Visual working memory (VWM) is essential for a wide variety of cognitive functions, and an individual’s VWM capacity has been shown to strongly predict their fluid intelligence. Thus, research into increasing the limited capacity of VWM is an active area of research. There is a strong association between how one visually attends to the environment and VWM capacity- research has found that the breadth of attention (narrow compared to broad) results in an increase in VWM capacity. The breadth of attention has been found to be affected by certain factors, such as an individual’s mood. More specifically, negative moods have been associated with a narrow focus, and positive moods with a broad focus.
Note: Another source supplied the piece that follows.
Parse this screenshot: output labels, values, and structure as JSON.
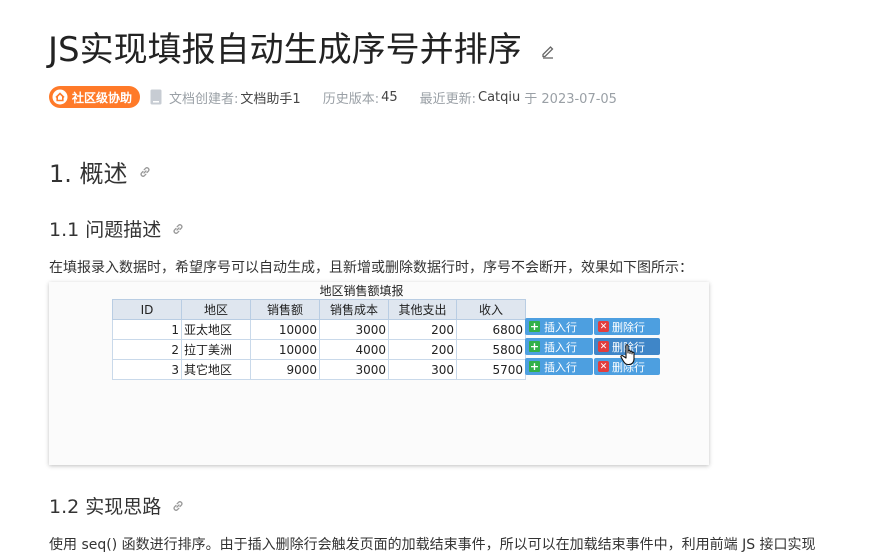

Mood states are known to have two dimensions: valence (hedonistic value of an emotion) and arousal (levels of energy). These two dimensions have been shown to interact to produce unique effects on different cognitive tasks. The present study explored how the focus of attention influences VWM capacity through inducing short-term moods (valence: positive, negative; arousal: high, low) to change the breadth of attention. Results indicated that positive-valence groups outperformed negative-valence groups in a VWM task. The implications of this finding for theoretical models of valence/arousal, attention and VWM are discussed.